• Problem requirements
Below are some entries. Copy each line in them that holds "کنید".

• Records

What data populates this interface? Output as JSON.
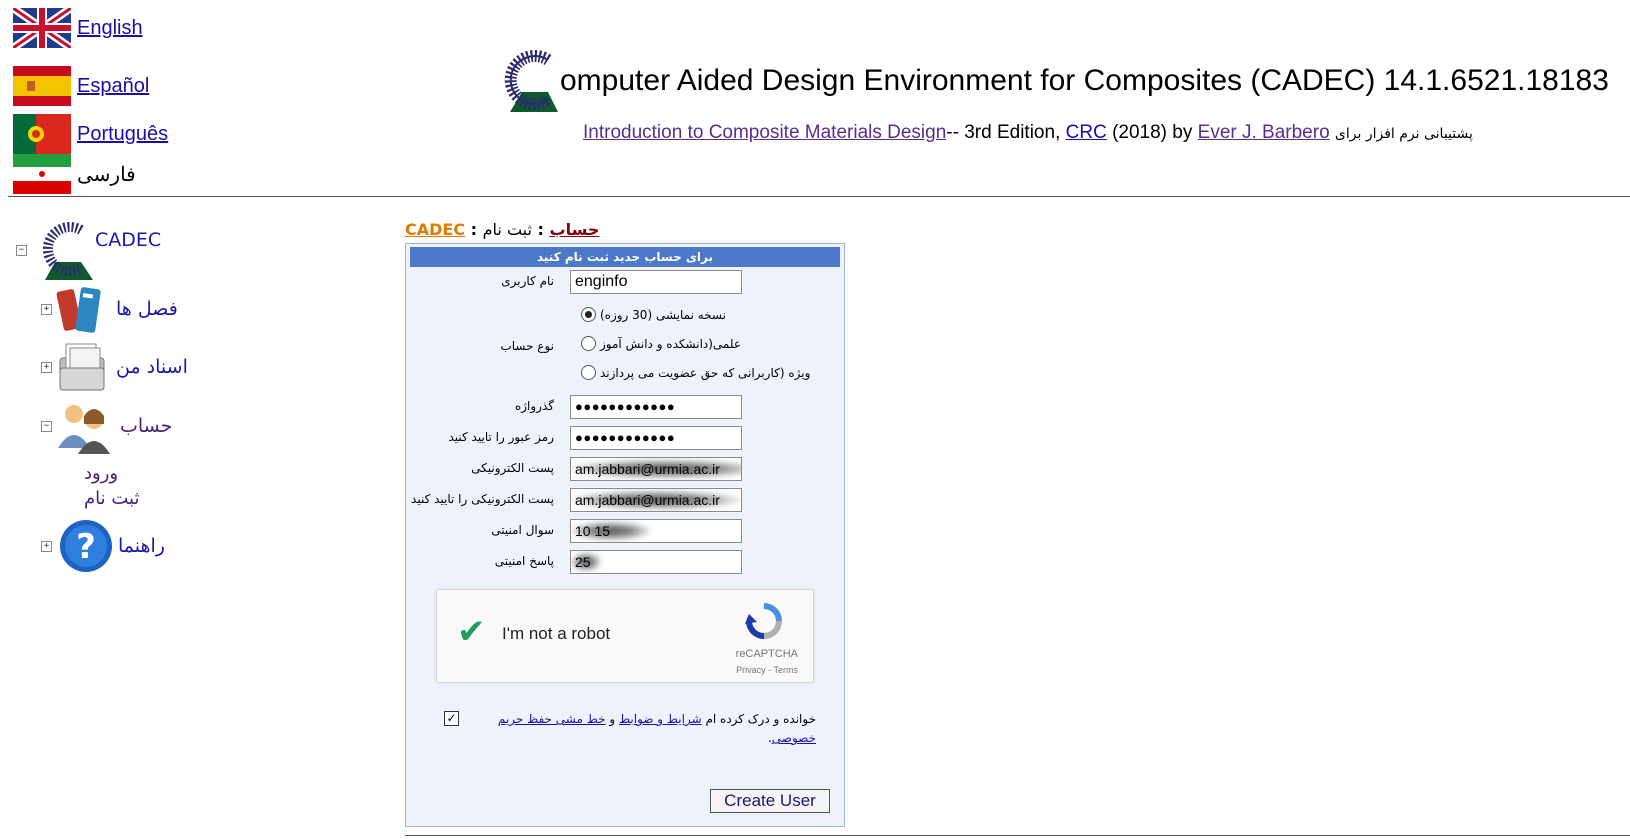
{
  "languages": [
    {
      "label": "English",
      "flag": "uk-flag-icon",
      "link": true
    },
    {
      "label": "Español",
      "flag": "spain-flag-icon",
      "link": true
    },
    {
      "label": "Português",
      "flag": "portugal-flag-icon",
      "link": true
    },
    {
      "label": "فارسی",
      "flag": "iran-flag-icon",
      "link": false
    }
  ],
  "header": {
    "title": "omputer Aided Design Environment for Composites (CADEC) 14.1.6521.18183",
    "book_link": "Introduction to Composite Materials Design",
    "edition": "-- 3rd Edition,",
    "publisher_link": "CRC",
    "year_by": "(2018) by",
    "author_link": "Ever J. Barbero",
    "support_text": "پشتیبانی نرم افزار برای"
  },
  "tree": {
    "root": "CADEC",
    "items": [
      {
        "label": "فصل ها",
        "icon": "books-icon",
        "toggle": "+"
      },
      {
        "label": "اسناد من",
        "icon": "documents-icon",
        "toggle": "+"
      },
      {
        "label": "حساب",
        "icon": "users-icon",
        "toggle": "−"
      },
      {
        "label": "راهنما",
        "icon": "help-icon",
        "toggle": "+"
      }
    ],
    "account_children": [
      "ورود",
      "ثبت نام"
    ]
  },
  "breadcrumb": {
    "root": "CADEC",
    "sep": ":",
    "account": "حساب",
    "current": "ثبت نام"
  },
  "form": {
    "heading": "برای حساب جدید ثبت نام کنید",
    "username_label": "نام کاربری",
    "username_value": "enginfo",
    "account_type_label": "نوع حساب",
    "account_types": [
      "نسخه نمایشی (30 روزه)",
      "علمی(دانشکده و دانش آموز",
      "ویژه (کاربرانی که حق عضویت می پردازند"
    ],
    "password_label": "گذرواژه",
    "password_value": "●●●●●●●●●●●●",
    "confirm_password_label": "رمز عبور را تایید کنید",
    "confirm_password_value": "●●●●●●●●●●●●",
    "email_label": "پست الکترونیکی",
    "email_value": "am.jabbari@urmia.ac.ir",
    "confirm_email_label": "پست الکترونیکی را تایید کنید",
    "confirm_email_value": "am.jabbari@urmia.ac.ir",
    "security_question_label": "سوال امنیتی",
    "security_question_value": "10 15",
    "security_answer_label": "پاسخ امنیتی",
    "security_answer_value": "25",
    "captcha_text": "I'm not a robot",
    "captcha_brand": "reCAPTCHA",
    "captcha_links": "Privacy - Terms",
    "terms_prefix": "خوانده و درک کرده ام",
    "terms_link": "شرایط و ضوابط",
    "terms_and": "و",
    "privacy_link": "خط مشی حفظ حریم خصوصی",
    "terms_end": ".",
    "submit": "Create User"
  },
  "colors": {
    "panel_head": "#4b79c8",
    "panel_bg": "#eef3fb",
    "link": "#1a0dab",
    "crumb_root": "#e07a00"
  }
}
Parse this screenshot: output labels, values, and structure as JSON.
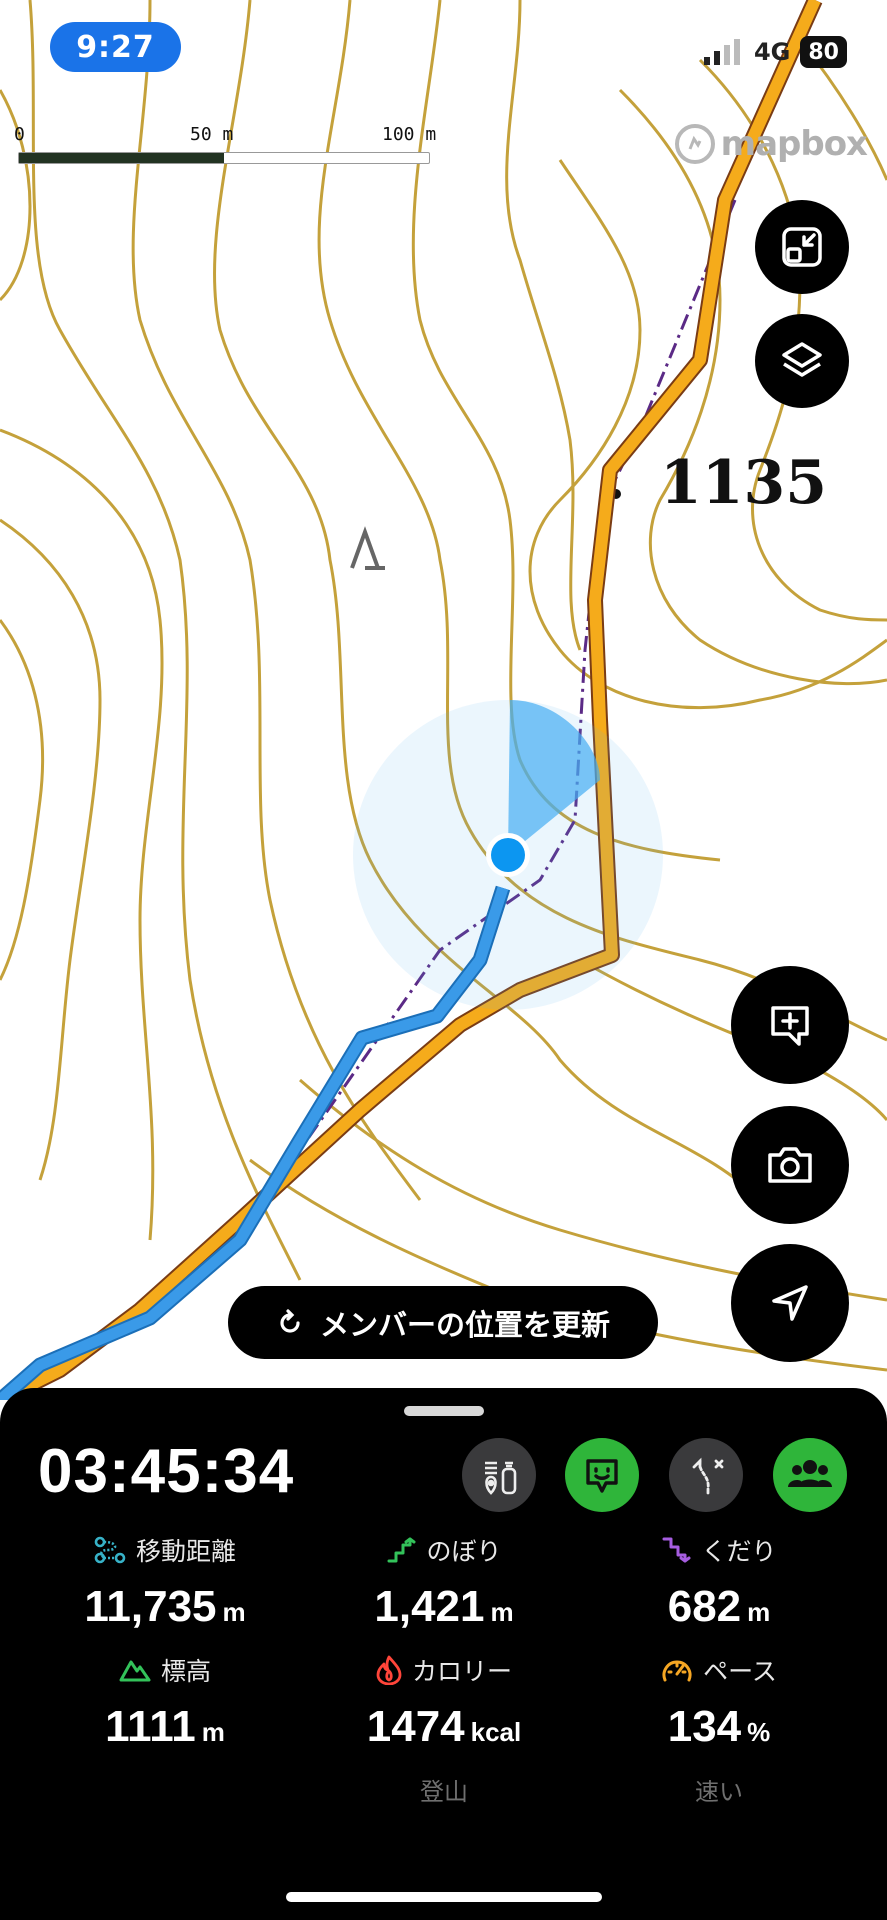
{
  "status_bar": {
    "time": "9:27",
    "network": "4G",
    "battery": "80"
  },
  "scale": {
    "label_0": "0",
    "label_mid": "50 m",
    "label_max": "100 m",
    "fill_fraction": 0.5
  },
  "map": {
    "attribution": "mapbox",
    "peak_elevation": "1135"
  },
  "map_controls": {
    "minimize_icon": "collapse-arrows-icon",
    "layers_icon": "layers-icon",
    "add_comment_icon": "comment-plus-icon",
    "camera_icon": "camera-icon",
    "locate_icon": "navigation-arrow-icon"
  },
  "refresh_members": {
    "label": "メンバーの位置を更新",
    "icon": "refresh-icon"
  },
  "tracker": {
    "elapsed": "03:45:34",
    "tools": [
      {
        "icon": "gear-checklist-icon",
        "color": "#3a3a3c"
      },
      {
        "icon": "signal-face-icon",
        "color": "#2fb53a"
      },
      {
        "icon": "route-icon",
        "color": "#3a3a3c"
      },
      {
        "icon": "group-icon",
        "color": "#2fb53a"
      }
    ],
    "stats": [
      {
        "label": "移動距離",
        "value": "11,735",
        "unit": "m",
        "icon": "distance-icon",
        "icon_color": "#37b2c8"
      },
      {
        "label": "のぼり",
        "value": "1,421",
        "unit": "m",
        "icon": "ascent-icon",
        "icon_color": "#33c25a"
      },
      {
        "label": "くだり",
        "value": "682",
        "unit": "m",
        "icon": "descent-icon",
        "icon_color": "#a65de0"
      },
      {
        "label": "標高",
        "value": "1111",
        "unit": "m",
        "icon": "mountain-icon",
        "icon_color": "#33c25a"
      },
      {
        "label": "カロリー",
        "value": "1474",
        "unit": "kcal",
        "icon": "flame-icon",
        "icon_color": "#ff453a"
      },
      {
        "label": "ペース",
        "value": "134",
        "unit": "%",
        "icon": "speedometer-icon",
        "icon_color": "#f5a623"
      }
    ],
    "calorie_activity": "登山",
    "pace_desc": "速い"
  }
}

• Written solution
    "heading": "برای حساب جدید ثبت نام کنید",
    "confirm_password_label": "رمز عبور را تایید کنید",
    "confirm_email_label": "پست الکترونیکی را تایید کنید",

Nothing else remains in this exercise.